    • How can humility improve our behavior in dating and courtship?


    Read “Discipline a Violent Temper,” by President Gordon B. Hinckley, then a counselor in the First Presidency (student manual, 332), and answer the following questions:

    • What can a violent temper do to a dating or courtship relationship?

    • What counsel did President Hinckley give about controlling one’s temper?

    • Can anyone make you lose your temper? Why or why not?


    Read “Our Fading Civility,” by President Gordon B. Hinckley (student manual, 331), looking for answers to the following questions:

    • How should our education affect our civility?

    • What are examples of incivility in dating and courtship?

    • What are examples of how civility can improve our dating and courtship relationships.

    When the groups have finished, have a member from each group present their answers to the class. Discuss their findings.

Suggestions for How to Teach

  • Scripture activity.
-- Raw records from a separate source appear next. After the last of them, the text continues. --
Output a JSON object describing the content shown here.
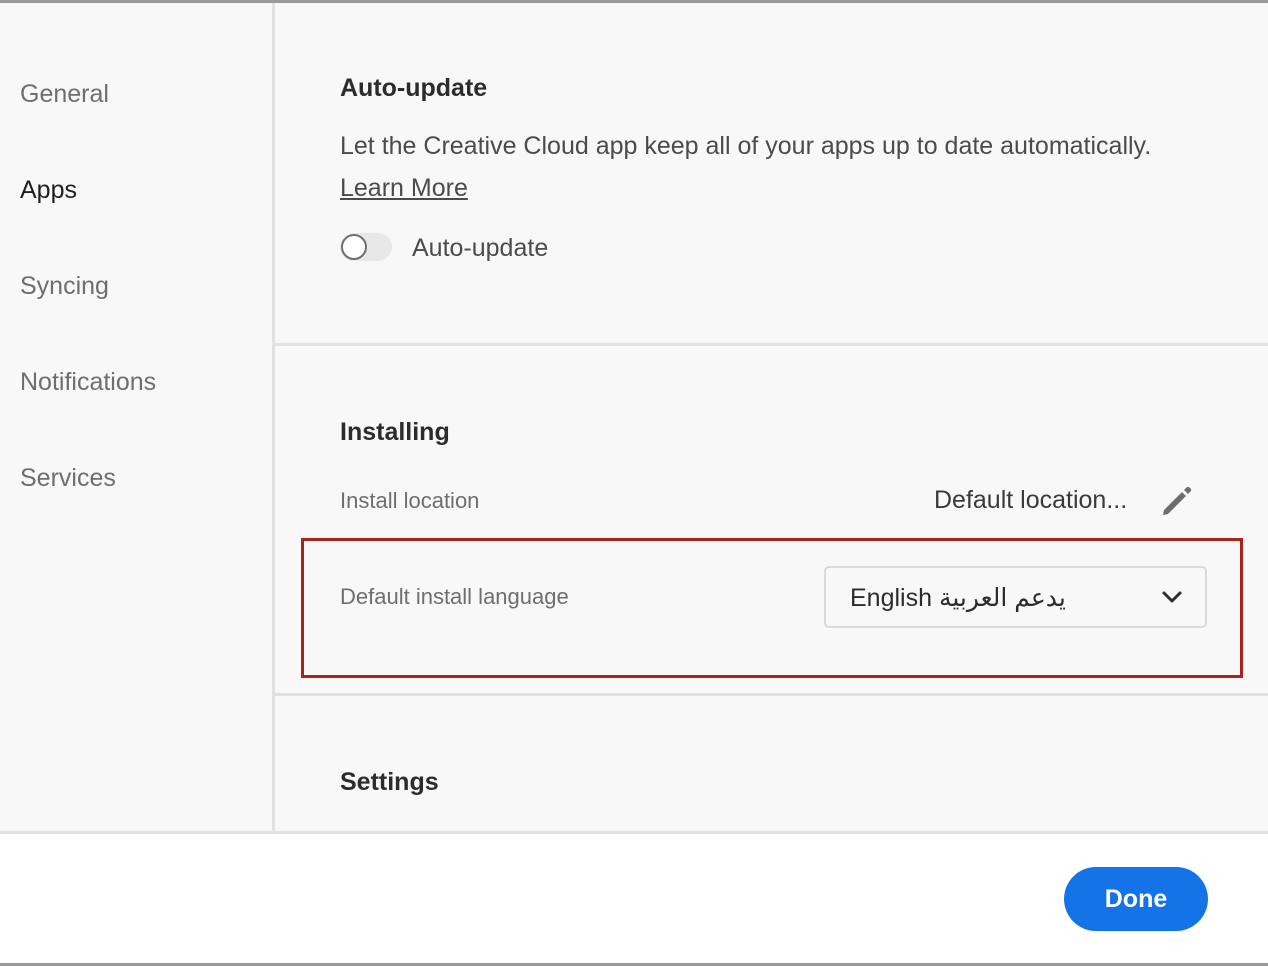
{
  "sidebar": {
    "items": [
      {
        "label": "General",
        "active": false
      },
      {
        "label": "Apps",
        "active": true
      },
      {
        "label": "Syncing",
        "active": false
      },
      {
        "label": "Notifications",
        "active": false
      },
      {
        "label": "Services",
        "active": false
      }
    ]
  },
  "auto_update": {
    "title": "Auto-update",
    "description": "Let the Creative Cloud app keep all of your apps up to date automatically.",
    "learn_more": "Learn More",
    "toggle_label": "Auto-update",
    "toggle_on": false
  },
  "installing": {
    "title": "Installing",
    "install_location_label": "Install location",
    "install_location_value": "Default location...",
    "language_label": "Default install language",
    "language_value": "English يدعم العربية"
  },
  "settings": {
    "title": "Settings"
  },
  "footer": {
    "done_label": "Done"
  },
  "colors": {
    "accent": "#1473e6",
    "highlight_border": "#a8241c",
    "background": "#f8f8f8"
  },
  "icons": {
    "edit": "pencil-icon",
    "dropdown": "chevron-down-icon"
  }
}
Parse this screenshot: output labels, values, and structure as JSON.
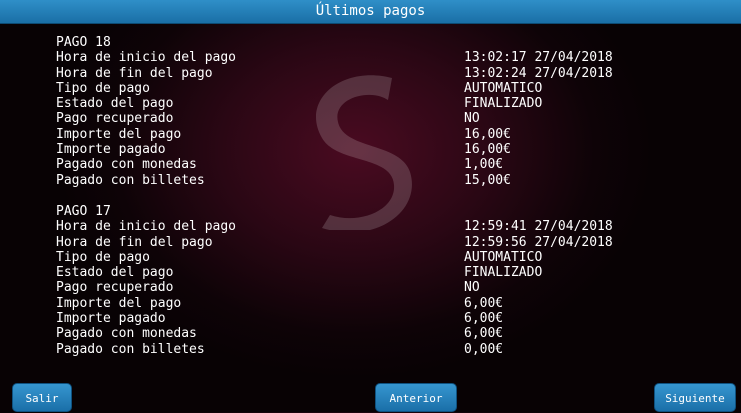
{
  "window": {
    "title": "Últimos pagos"
  },
  "payments": [
    {
      "header": "PAGO 18",
      "rows": [
        {
          "label": "Hora de inicio del pago",
          "value": "13:02:17 27/04/2018"
        },
        {
          "label": "Hora de fin del pago",
          "value": "13:02:24 27/04/2018"
        },
        {
          "label": "Tipo de pago",
          "value": "AUTOMATICO"
        },
        {
          "label": "Estado del pago",
          "value": "FINALIZADO"
        },
        {
          "label": "Pago recuperado",
          "value": "NO"
        },
        {
          "label": "Importe del pago",
          "value": "16,00€"
        },
        {
          "label": "Importe pagado",
          "value": "16,00€"
        },
        {
          "label": "Pagado con monedas",
          "value": "1,00€"
        },
        {
          "label": "Pagado con billetes",
          "value": "15,00€"
        }
      ]
    },
    {
      "header": "PAGO 17",
      "rows": [
        {
          "label": "Hora de inicio del pago",
          "value": "12:59:41 27/04/2018"
        },
        {
          "label": "Hora de fin del pago",
          "value": "12:59:56 27/04/2018"
        },
        {
          "label": "Tipo de pago",
          "value": "AUTOMATICO"
        },
        {
          "label": "Estado del pago",
          "value": "FINALIZADO"
        },
        {
          "label": "Pago recuperado",
          "value": "NO"
        },
        {
          "label": "Importe del pago",
          "value": "6,00€"
        },
        {
          "label": "Importe pagado",
          "value": "6,00€"
        },
        {
          "label": "Pagado con monedas",
          "value": "6,00€"
        },
        {
          "label": "Pagado con billetes",
          "value": "0,00€"
        }
      ]
    }
  ],
  "buttons": {
    "exit": "Salir",
    "previous": "Anterior",
    "next": "Siguiente"
  },
  "colors": {
    "titlebar": "#1f7bb6",
    "button": "#2a86c0",
    "background": "#0e0307",
    "accent_glow": "#4a0b21"
  },
  "icons": {
    "watermark": "s-logo-watermark"
  }
}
Invite students to read 2 Nephi 25:23, 26; Mosiah 3:19; 4:1–6; 5:2–9 looking for how we can overcome the natural man. Discuss their findings. Write on the board: Through the Atonement of Jesus Christ and with the help of the Holy Ghost, we can overcome the natural man and become true Saints. Ask: Why is it impossible to overcome the natural man without the Atonement of Jesus Christ? Read Mosiah 5:2 again and ask:

    • In what ways can our dispositions change as we overcome the natural man and become Saints?

    • How can doing good continually affect a dating relationship?

Suggestions for How to Teach


Read Galatians 5:16–17. Ask students what they learned from this lesson that could help them in their efforts to “walk in the Spirit.” Discuss how walking in the Spirit helps us overcome the natural man. Encourage students to seek the influence of the Holy Ghost every day. Testify that with the help of the Spirit and through the Atonement of Jesus Christ we can overcome the natural man and build lasting relationships.